§ Exercise description
Once the pictures are set aside, output all the records exactly.

Stored dataset items:
/---

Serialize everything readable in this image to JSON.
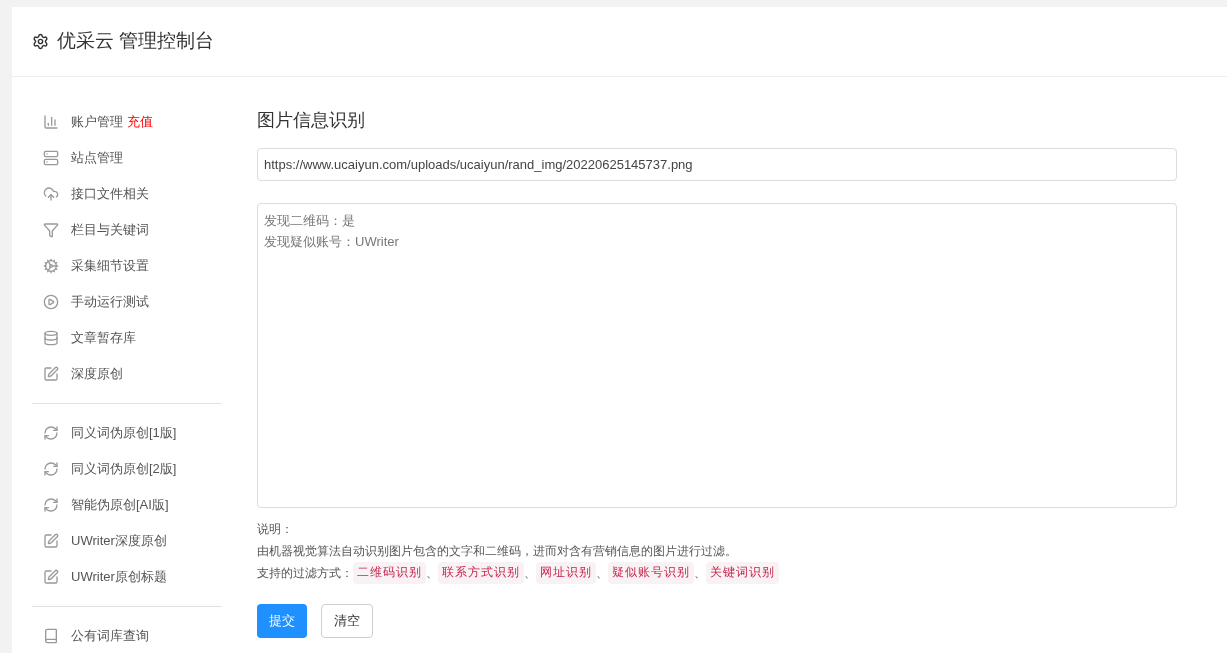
{
  "header": {
    "title": "优采云 管理控制台"
  },
  "sidebar": {
    "items": [
      {
        "kind": "chart",
        "label": "账户管理",
        "badge": "充值"
      },
      {
        "kind": "server",
        "label": "站点管理"
      },
      {
        "kind": "cloud",
        "label": "接口文件相关"
      },
      {
        "kind": "filter",
        "label": "栏目与关键词"
      },
      {
        "kind": "gears",
        "label": "采集细节设置"
      },
      {
        "kind": "play",
        "label": "手动运行测试"
      },
      {
        "kind": "database",
        "label": "文章暂存库"
      },
      {
        "kind": "edit",
        "label": "深度原创"
      },
      {
        "kind": "divider"
      },
      {
        "kind": "refresh",
        "label": "同义词伪原创[1版]"
      },
      {
        "kind": "refresh",
        "label": "同义词伪原创[2版]"
      },
      {
        "kind": "refresh",
        "label": "智能伪原创[AI版]"
      },
      {
        "kind": "edit",
        "label": "UWriter深度原创"
      },
      {
        "kind": "edit",
        "label": "UWriter原创标题"
      },
      {
        "kind": "divider"
      },
      {
        "kind": "book",
        "label": "公有词库查询"
      }
    ]
  },
  "main": {
    "title": "图片信息识别",
    "url_field": {
      "value": "https://www.ucaiyun.com/uploads/ucaiyun/rand_img/20220625145737.png"
    },
    "result": {
      "lines": [
        "发现二维码：是",
        "发现疑似账号：UWriter"
      ]
    },
    "notes": {
      "heading": "说明：",
      "description": "由机器视觉算法自动识别图片包含的文字和二维码，进而对含有营销信息的图片进行过滤。",
      "methods_label": "支持的过滤方式：",
      "separator": "、",
      "methods": [
        "二维码识别",
        "联系方式识别",
        "网址识别",
        "疑似账号识别",
        "关键词识别"
      ]
    },
    "buttons": [
      {
        "kind": "primary",
        "label": "提交"
      },
      {
        "kind": "default",
        "label": "清空"
      }
    ]
  }
}
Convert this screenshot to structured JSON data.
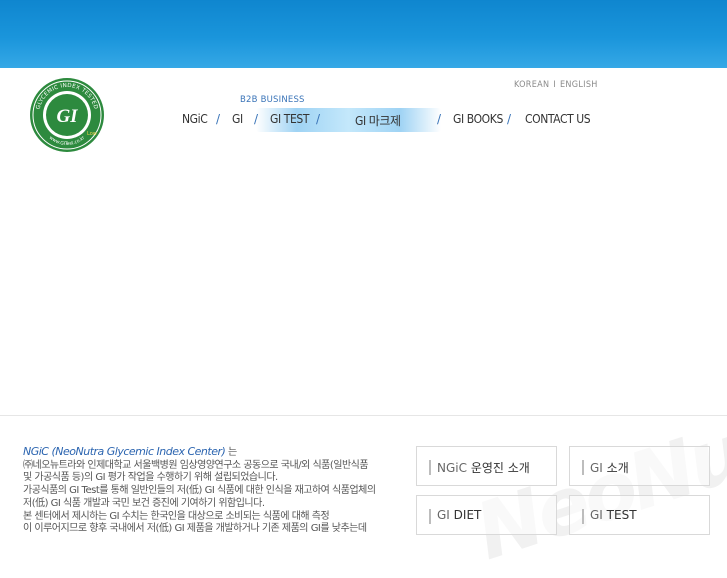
{
  "lang": {
    "korean": "KOREAN",
    "english": "ENGLISH",
    "separator": "I"
  },
  "logo": {
    "ring_text": "GLYCEMIC INDEX TESTED",
    "center": "GI",
    "bottom_text": "www.GITest.co.kr",
    "badge": "Low"
  },
  "nav": {
    "b2b": "B2B BUSINESS",
    "items": [
      {
        "label": "NGiC"
      },
      {
        "label": "GI"
      },
      {
        "label": "GI TEST"
      },
      {
        "label": "GI 마크제"
      },
      {
        "label": "GI BOOKS"
      },
      {
        "label": "CONTACT US"
      }
    ],
    "slash": "/"
  },
  "intro": {
    "lead": "NGiC (NeoNutra Glycemic Index Center)",
    "lead_suffix": " 는",
    "lines": [
      "㈜네오뉴트라와 인제대학교 서울백병원 임상영양연구소 공동으로 국내/외 식품(일반식품",
      "및 가공식품 등)의 GI 평가 작업을 수행하기 위해 설립되었습니다.",
      "가공식품의 GI Test를 통해 일반인들의 저(低) GI 식품에 대한 인식을 재고하여 식품업체의",
      "저(低) GI 식품 개발과 국민 보건 증진에 기여하기 위함입니다.",
      "본 센터에서 제시하는 GI 수치는 한국인을 대상으로 소비되는 식품에 대해 측정",
      "이 이루어지므로 향후 국내에서 저(低) GI 제품을 개발하거나 기존 제품의 GI를 낮추는데"
    ]
  },
  "watermark": "NeoNutra",
  "tiles": [
    {
      "pre": "NGiC",
      "label": " 운영진 소개"
    },
    {
      "pre": "GI",
      "label": " 소개"
    },
    {
      "pre": "GI",
      "label": " DIET"
    },
    {
      "pre": "GI",
      "label": " TEST"
    }
  ]
}
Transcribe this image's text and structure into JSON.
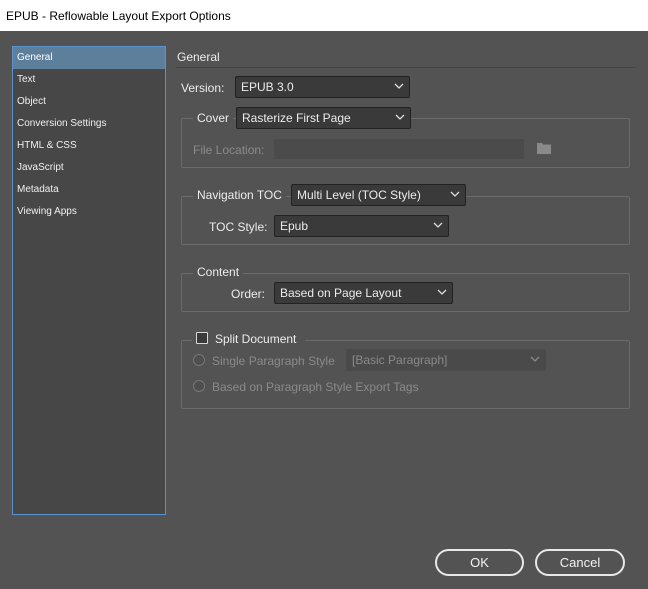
{
  "window": {
    "title": "EPUB - Reflowable Layout Export Options"
  },
  "sidebar": {
    "items": [
      {
        "label": "General",
        "selected": true
      },
      {
        "label": "Text"
      },
      {
        "label": "Object"
      },
      {
        "label": "Conversion Settings"
      },
      {
        "label": "HTML & CSS"
      },
      {
        "label": "JavaScript"
      },
      {
        "label": "Metadata"
      },
      {
        "label": "Viewing Apps"
      }
    ]
  },
  "general": {
    "heading": "General",
    "version": {
      "label": "Version:",
      "value": "EPUB 3.0"
    },
    "cover": {
      "label": "Cover",
      "value": "Rasterize First Page",
      "file_location_label": "File Location:",
      "file_location_value": ""
    },
    "navigation": {
      "label": "Navigation TOC",
      "value": "Multi Level (TOC Style)",
      "toc_style_label": "TOC Style:",
      "toc_style_value": "Epub"
    },
    "content": {
      "legend": "Content",
      "order_label": "Order:",
      "order_value": "Based on Page Layout"
    },
    "split": {
      "label": "Split Document",
      "checked": false,
      "single_paragraph_label": "Single Paragraph Style",
      "single_paragraph_value": "[Basic Paragraph]",
      "export_tags_label": "Based on Paragraph Style Export Tags"
    }
  },
  "buttons": {
    "ok": "OK",
    "cancel": "Cancel"
  },
  "icons": {
    "dropdown": "chevron-down-icon",
    "folder": "folder-icon"
  },
  "colors": {
    "background": "#535353",
    "selection": "#5e7f9c",
    "sidebar_border": "#5a92d0"
  }
}
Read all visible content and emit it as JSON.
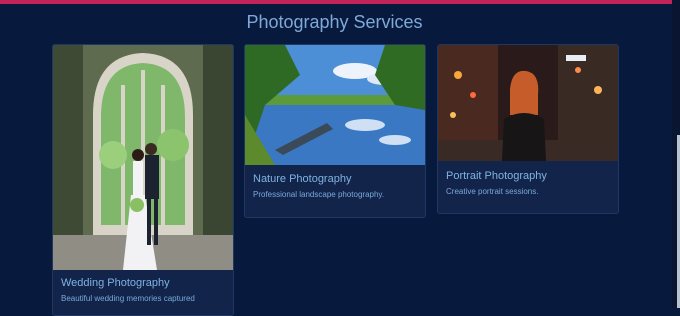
{
  "page": {
    "title": "Photography Services"
  },
  "cards": [
    {
      "title": "Wedding Photography",
      "description": "Beautiful wedding memories captured",
      "image_icon": "wedding-photo"
    },
    {
      "title": "Nature Photography",
      "description": "Professional landscape photography.",
      "image_icon": "nature-photo"
    },
    {
      "title": "Portrait Photography",
      "description": "Creative portrait sessions.",
      "image_icon": "portrait-photo"
    }
  ],
  "colors": {
    "background": "#071a3d",
    "card": "#12244a",
    "accent_bar": "#c2245a",
    "heading": "#7fa8d8"
  }
}
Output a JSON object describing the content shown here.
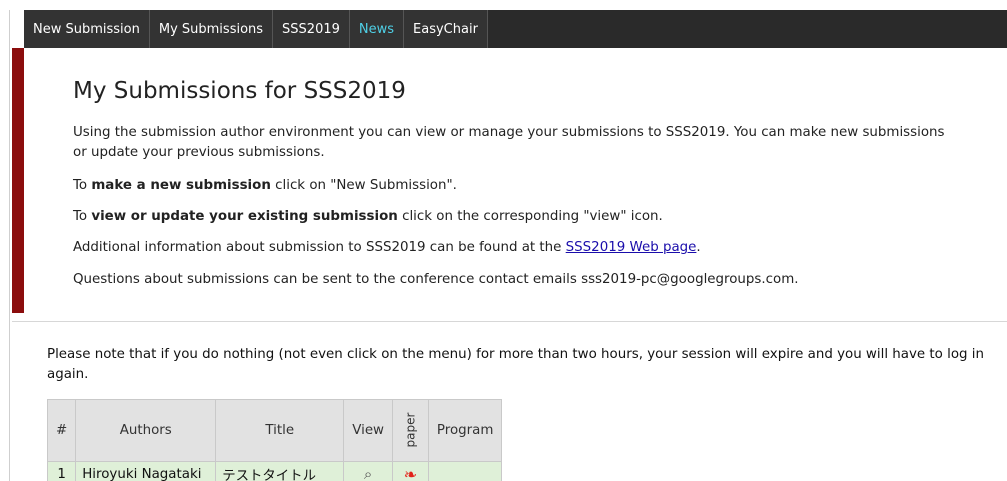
{
  "menu": {
    "items": [
      {
        "label": "New Submission"
      },
      {
        "label": "My Submissions"
      },
      {
        "label": "SSS2019"
      },
      {
        "label": "News"
      },
      {
        "label": "EasyChair"
      }
    ],
    "active": "News"
  },
  "page_title": "My Submissions for SSS2019",
  "info": {
    "p1_line1": "Using the submission author environment you can view or manage your submissions to SSS2019. You can make new submissions",
    "p1_line2": "or update your previous submissions.",
    "p2_prefix": "To ",
    "p2_bold": "make a new submission",
    "p2_suffix": " click on \"New Submission\".",
    "p3_prefix": "To ",
    "p3_bold": "view or update your existing submission",
    "p3_suffix": " click on the corresponding \"view\" icon.",
    "p4_prefix": "Additional information about submission to SSS2019 can be found at the ",
    "p4_link": "SSS2019 Web page",
    "p4_suffix": ".",
    "p5": "Questions about submissions can be sent to the conference contact emails sss2019-pc@googlegroups.com."
  },
  "note": "Please note that if you do nothing (not even click on the menu) for more than two hours, your session will expire and you will have to log in again.",
  "table": {
    "headers": {
      "num": "#",
      "authors": "Authors",
      "title": "Title",
      "view": "View",
      "paper": "paper",
      "program": "Program"
    },
    "rows": [
      {
        "num": "1",
        "authors": "Hiroyuki Nagataki",
        "title": "テストタイトル",
        "program": ""
      }
    ]
  },
  "colors": {
    "menubar": "#333333",
    "menu_active": "#4fd0e6",
    "info_accent": "#8b0d0d",
    "row_bg": "#dff0d8",
    "link": "#1a0dab"
  },
  "icons": {
    "view": "magnifier-icon",
    "paper": "pdf-icon"
  }
}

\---

§ Response
Serialize everything readable in this image to JSON.
{
  "header": {
    "title": "优采云 管理控制台"
  },
  "sidebar": {
    "items": [
      {
        "kind": "chart",
        "label": "账户管理",
        "badge": "充值"
      },
      {
        "kind": "server",
        "label": "站点管理"
      },
      {
        "kind": "cloud",
        "label": "接口文件相关"
      },
      {
        "kind": "filter",
        "label": "栏目与关键词"
      },
      {
        "kind": "gears",
        "label": "采集细节设置"
      },
      {
        "kind": "play",
        "label": "手动运行测试"
      },
      {
        "kind": "database",
        "label": "文章暂存库"
      },
      {
        "kind": "edit",
        "label": "深度原创"
      },
      {
        "kind": "divider"
      },
      {
        "kind": "refresh",
        "label": "同义词伪原创[1版]"
      },
      {
        "kind": "refresh",
        "label": "同义词伪原创[2版]"
      },
      {
        "kind": "refresh",
        "label": "智能伪原创[AI版]"
      },
      {
        "kind": "edit",
        "label": "UWriter深度原创"
      },
      {
        "kind": "edit",
        "label": "UWriter原创标题"
      },
      {
        "kind": "divider"
      },
      {
        "kind": "book",
        "label": "公有词库查询"
      }
    ]
  },
  "main": {
    "title": "图片信息识别",
    "url_field": {
      "value": "https://www.ucaiyun.com/uploads/ucaiyun/rand_img/20220625145737.png"
    },
    "result": {
      "lines": [
        "发现二维码：是",
        "发现疑似账号：UWriter"
      ]
    },
    "notes": {
      "heading": "说明：",
      "description": "由机器视觉算法自动识别图片包含的文字和二维码，进而对含有营销信息的图片进行过滤。",
      "methods_label": "支持的过滤方式：",
      "separator": "、",
      "methods": [
        "二维码识别",
        "联系方式识别",
        "网址识别",
        "疑似账号识别",
        "关键词识别"
      ]
    },
    "buttons": [
      {
        "kind": "primary",
        "label": "提交"
      },
      {
        "kind": "default",
        "label": "清空"
      }
    ]
  }
}
Convert this screenshot to structured JSON data.
{
  "lang": {
    "korean": "KOREAN",
    "english": "ENGLISH",
    "separator": "I"
  },
  "logo": {
    "ring_text": "GLYCEMIC INDEX TESTED",
    "center": "GI",
    "bottom_text": "www.GITest.co.kr",
    "badge": "Low"
  },
  "nav": {
    "b2b": "B2B BUSINESS",
    "items": [
      {
        "label": "NGiC"
      },
      {
        "label": "GI"
      },
      {
        "label": "GI TEST"
      },
      {
        "label": "GI 마크제"
      },
      {
        "label": "GI BOOKS"
      },
      {
        "label": "CONTACT US"
      }
    ],
    "slash": "/"
  },
  "intro": {
    "lead": "NGiC (NeoNutra Glycemic Index Center)",
    "lead_suffix": " 는",
    "lines": [
      "㈜네오뉴트라와 인제대학교 서울백병원 임상영양연구소 공동으로 국내/외 식품(일반식품",
      "및 가공식품 등)의 GI 평가 작업을 수행하기 위해 설립되었습니다.",
      "가공식품의 GI Test를 통해 일반인들의 저(低) GI 식품에 대한 인식을 재고하여 식품업체의",
      "저(低) GI 식품 개발과 국민 보건 증진에 기여하기 위함입니다.",
      "본 센터에서 제시하는 GI 수치는 한국인을 대상으로 소비되는 식품에 대해 측정",
      "이 이루어지므로 향후 국내에서 저(低) GI 제품을 개발하거나 기존 제품의 GI를 낮추는데"
    ]
  },
  "watermark": "NeoNutra",
  "tiles": [
    {
      "pre": "NGiC",
      "label": " 운영진 소개"
    },
    {
      "pre": "GI",
      "label": " 소개"
    },
    {
      "pre": "GI",
      "label": " DIET"
    },
    {
      "pre": "GI",
      "label": " TEST"
    }
  ]
}
Transcribe this image's text and structure into JSON.
{
  "window": {
    "title": "EPUB - Reflowable Layout Export Options"
  },
  "sidebar": {
    "items": [
      {
        "label": "General",
        "selected": true
      },
      {
        "label": "Text"
      },
      {
        "label": "Object"
      },
      {
        "label": "Conversion Settings"
      },
      {
        "label": "HTML & CSS"
      },
      {
        "label": "JavaScript"
      },
      {
        "label": "Metadata"
      },
      {
        "label": "Viewing Apps"
      }
    ]
  },
  "general": {
    "heading": "General",
    "version": {
      "label": "Version:",
      "value": "EPUB 3.0"
    },
    "cover": {
      "label": "Cover",
      "value": "Rasterize First Page",
      "file_location_label": "File Location:",
      "file_location_value": ""
    },
    "navigation": {
      "label": "Navigation TOC",
      "value": "Multi Level (TOC Style)",
      "toc_style_label": "TOC Style:",
      "toc_style_value": "Epub"
    },
    "content": {
      "legend": "Content",
      "order_label": "Order:",
      "order_value": "Based on Page Layout"
    },
    "split": {
      "label": "Split Document",
      "checked": false,
      "single_paragraph_label": "Single Paragraph Style",
      "single_paragraph_value": "[Basic Paragraph]",
      "export_tags_label": "Based on Paragraph Style Export Tags"
    }
  },
  "buttons": {
    "ok": "OK",
    "cancel": "Cancel"
  },
  "icons": {
    "dropdown": "chevron-down-icon",
    "folder": "folder-icon"
  },
  "colors": {
    "background": "#535353",
    "selection": "#5e7f9c",
    "sidebar_border": "#5a92d0"
  }
}
Read all visible content and emit it as JSON.
{
  "page": {
    "title": "Photography Services"
  },
  "cards": [
    {
      "title": "Wedding Photography",
      "description": "Beautiful wedding memories captured",
      "image_icon": "wedding-photo"
    },
    {
      "title": "Nature Photography",
      "description": "Professional landscape photography.",
      "image_icon": "nature-photo"
    },
    {
      "title": "Portrait Photography",
      "description": "Creative portrait sessions.",
      "image_icon": "portrait-photo"
    }
  ],
  "colors": {
    "background": "#071a3d",
    "card": "#12244a",
    "accent_bar": "#c2245a",
    "heading": "#7fa8d8"
  }
}
Output a JSON object describing the content shown here.
{
  "menu": {
    "items": [
      {
        "label": "New Submission"
      },
      {
        "label": "My Submissions"
      },
      {
        "label": "SSS2019"
      },
      {
        "label": "News"
      },
      {
        "label": "EasyChair"
      }
    ],
    "active": "News"
  },
  "page_title": "My Submissions for SSS2019",
  "info": {
    "p1_line1": "Using the submission author environment you can view or manage your submissions to SSS2019. You can make new submissions",
    "p1_line2": "or update your previous submissions.",
    "p2_prefix": "To ",
    "p2_bold": "make a new submission",
    "p2_suffix": " click on \"New Submission\".",
    "p3_prefix": "To ",
    "p3_bold": "view or update your existing submission",
    "p3_suffix": " click on the corresponding \"view\" icon.",
    "p4_prefix": "Additional information about submission to SSS2019 can be found at the ",
    "p4_link": "SSS2019 Web page",
    "p4_suffix": ".",
    "p5": "Questions about submissions can be sent to the conference contact emails sss2019-pc@googlegroups.com."
  },
  "note": "Please note that if you do nothing (not even click on the menu) for more than two hours, your session will expire and you will have to log in again.",
  "table": {
    "headers": {
      "num": "#",
      "authors": "Authors",
      "title": "Title",
      "view": "View",
      "paper": "paper",
      "program": "Program"
    },
    "rows": [
      {
        "num": "1",
        "authors": "Hiroyuki Nagataki",
        "title": "テストタイトル",
        "program": ""
      }
    ]
  },
  "colors": {
    "menubar": "#333333",
    "menu_active": "#4fd0e6",
    "info_accent": "#8b0d0d",
    "row_bg": "#dff0d8",
    "link": "#1a0dab"
  },
  "icons": {
    "view": "magnifier-icon",
    "paper": "pdf-icon"
  }
}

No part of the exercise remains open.